### DIRECTIONS
Return every line from the records below that has the word "ornamental".

### RECORDS
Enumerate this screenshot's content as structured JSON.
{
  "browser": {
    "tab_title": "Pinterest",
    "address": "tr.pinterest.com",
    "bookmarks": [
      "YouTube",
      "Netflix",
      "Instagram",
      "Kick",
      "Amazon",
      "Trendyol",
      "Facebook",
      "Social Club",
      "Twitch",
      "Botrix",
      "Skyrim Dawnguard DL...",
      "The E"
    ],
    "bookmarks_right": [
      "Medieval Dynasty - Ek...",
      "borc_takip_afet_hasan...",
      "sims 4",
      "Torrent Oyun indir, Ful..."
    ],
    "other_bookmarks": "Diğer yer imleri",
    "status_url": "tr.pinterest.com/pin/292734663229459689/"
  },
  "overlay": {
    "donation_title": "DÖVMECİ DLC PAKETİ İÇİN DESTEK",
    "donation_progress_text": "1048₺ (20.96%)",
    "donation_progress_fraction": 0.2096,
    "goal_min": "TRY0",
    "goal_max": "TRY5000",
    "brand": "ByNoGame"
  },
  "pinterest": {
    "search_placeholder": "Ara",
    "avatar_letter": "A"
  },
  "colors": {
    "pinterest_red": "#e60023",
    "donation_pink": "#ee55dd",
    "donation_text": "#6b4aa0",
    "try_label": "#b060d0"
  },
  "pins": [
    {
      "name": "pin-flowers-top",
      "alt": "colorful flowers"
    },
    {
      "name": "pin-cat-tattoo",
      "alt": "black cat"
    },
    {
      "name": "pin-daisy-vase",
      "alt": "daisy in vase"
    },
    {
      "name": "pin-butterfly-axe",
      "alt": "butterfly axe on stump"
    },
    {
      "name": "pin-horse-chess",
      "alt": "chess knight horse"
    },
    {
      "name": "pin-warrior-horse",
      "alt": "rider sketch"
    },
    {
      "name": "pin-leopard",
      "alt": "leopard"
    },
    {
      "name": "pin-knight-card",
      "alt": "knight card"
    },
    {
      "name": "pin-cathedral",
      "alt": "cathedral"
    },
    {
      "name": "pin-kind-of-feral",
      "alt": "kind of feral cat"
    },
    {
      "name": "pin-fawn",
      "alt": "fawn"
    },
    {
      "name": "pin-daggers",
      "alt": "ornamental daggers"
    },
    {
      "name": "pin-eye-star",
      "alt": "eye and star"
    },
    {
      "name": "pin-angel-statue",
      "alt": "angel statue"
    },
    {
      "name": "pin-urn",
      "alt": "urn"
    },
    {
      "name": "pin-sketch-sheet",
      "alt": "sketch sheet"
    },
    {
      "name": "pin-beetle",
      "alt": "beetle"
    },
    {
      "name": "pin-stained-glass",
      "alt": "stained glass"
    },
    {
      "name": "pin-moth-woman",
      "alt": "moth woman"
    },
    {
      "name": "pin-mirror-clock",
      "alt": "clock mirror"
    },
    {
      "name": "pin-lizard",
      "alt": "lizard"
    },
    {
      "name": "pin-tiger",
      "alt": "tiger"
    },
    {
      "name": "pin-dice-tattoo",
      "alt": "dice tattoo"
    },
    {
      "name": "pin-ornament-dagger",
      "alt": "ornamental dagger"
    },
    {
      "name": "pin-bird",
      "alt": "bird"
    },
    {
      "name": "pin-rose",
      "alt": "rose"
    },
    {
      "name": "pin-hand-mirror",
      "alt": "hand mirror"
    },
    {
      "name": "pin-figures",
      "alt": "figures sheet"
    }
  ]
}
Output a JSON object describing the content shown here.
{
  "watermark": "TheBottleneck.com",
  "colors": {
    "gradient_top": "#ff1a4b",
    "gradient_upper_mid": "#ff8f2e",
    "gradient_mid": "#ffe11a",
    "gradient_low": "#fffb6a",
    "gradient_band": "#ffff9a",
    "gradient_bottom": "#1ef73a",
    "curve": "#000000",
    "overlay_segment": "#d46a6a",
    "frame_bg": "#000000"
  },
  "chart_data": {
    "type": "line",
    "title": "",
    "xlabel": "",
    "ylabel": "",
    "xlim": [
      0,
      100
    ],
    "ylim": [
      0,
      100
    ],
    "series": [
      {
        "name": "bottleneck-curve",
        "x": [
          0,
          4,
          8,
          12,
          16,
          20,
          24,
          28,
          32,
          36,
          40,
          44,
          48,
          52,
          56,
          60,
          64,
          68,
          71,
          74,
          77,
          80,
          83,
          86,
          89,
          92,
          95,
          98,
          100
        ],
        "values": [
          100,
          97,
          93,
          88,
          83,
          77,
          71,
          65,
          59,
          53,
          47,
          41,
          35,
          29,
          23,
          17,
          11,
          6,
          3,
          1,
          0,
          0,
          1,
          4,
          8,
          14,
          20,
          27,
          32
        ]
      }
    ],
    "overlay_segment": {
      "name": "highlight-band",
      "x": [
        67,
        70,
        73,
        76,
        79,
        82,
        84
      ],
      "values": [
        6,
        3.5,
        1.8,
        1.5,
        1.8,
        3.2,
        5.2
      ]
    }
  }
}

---

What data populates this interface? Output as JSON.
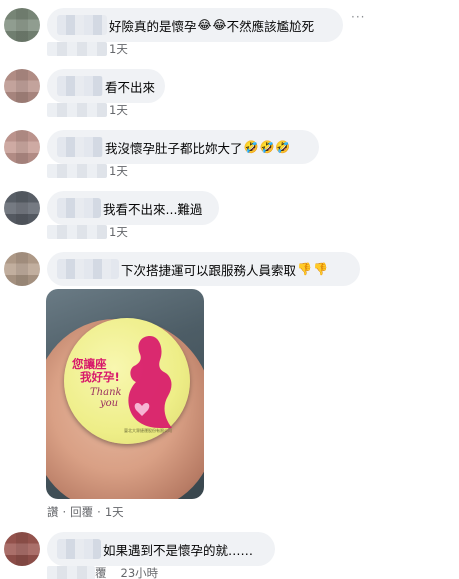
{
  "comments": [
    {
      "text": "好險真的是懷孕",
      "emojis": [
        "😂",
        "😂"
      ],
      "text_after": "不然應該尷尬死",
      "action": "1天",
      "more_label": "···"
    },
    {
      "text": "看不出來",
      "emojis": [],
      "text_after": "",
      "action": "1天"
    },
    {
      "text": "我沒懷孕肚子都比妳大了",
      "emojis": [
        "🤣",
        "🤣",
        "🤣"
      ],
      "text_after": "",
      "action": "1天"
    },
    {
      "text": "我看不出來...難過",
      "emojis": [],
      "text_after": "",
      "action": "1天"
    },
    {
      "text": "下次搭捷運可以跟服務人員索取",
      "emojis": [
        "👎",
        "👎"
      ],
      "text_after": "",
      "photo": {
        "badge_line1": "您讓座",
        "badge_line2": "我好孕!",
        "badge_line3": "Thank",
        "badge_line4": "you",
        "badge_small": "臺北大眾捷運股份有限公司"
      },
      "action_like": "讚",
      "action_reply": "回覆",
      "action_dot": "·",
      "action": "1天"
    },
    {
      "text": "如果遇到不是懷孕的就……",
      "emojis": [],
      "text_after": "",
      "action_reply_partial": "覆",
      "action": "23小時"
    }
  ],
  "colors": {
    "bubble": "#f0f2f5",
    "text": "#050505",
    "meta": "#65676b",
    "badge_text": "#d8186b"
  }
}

### ANSWER TO THIS PROBLEM
      "alt": "ornamental daggers"
      "alt": "ornamental dagger"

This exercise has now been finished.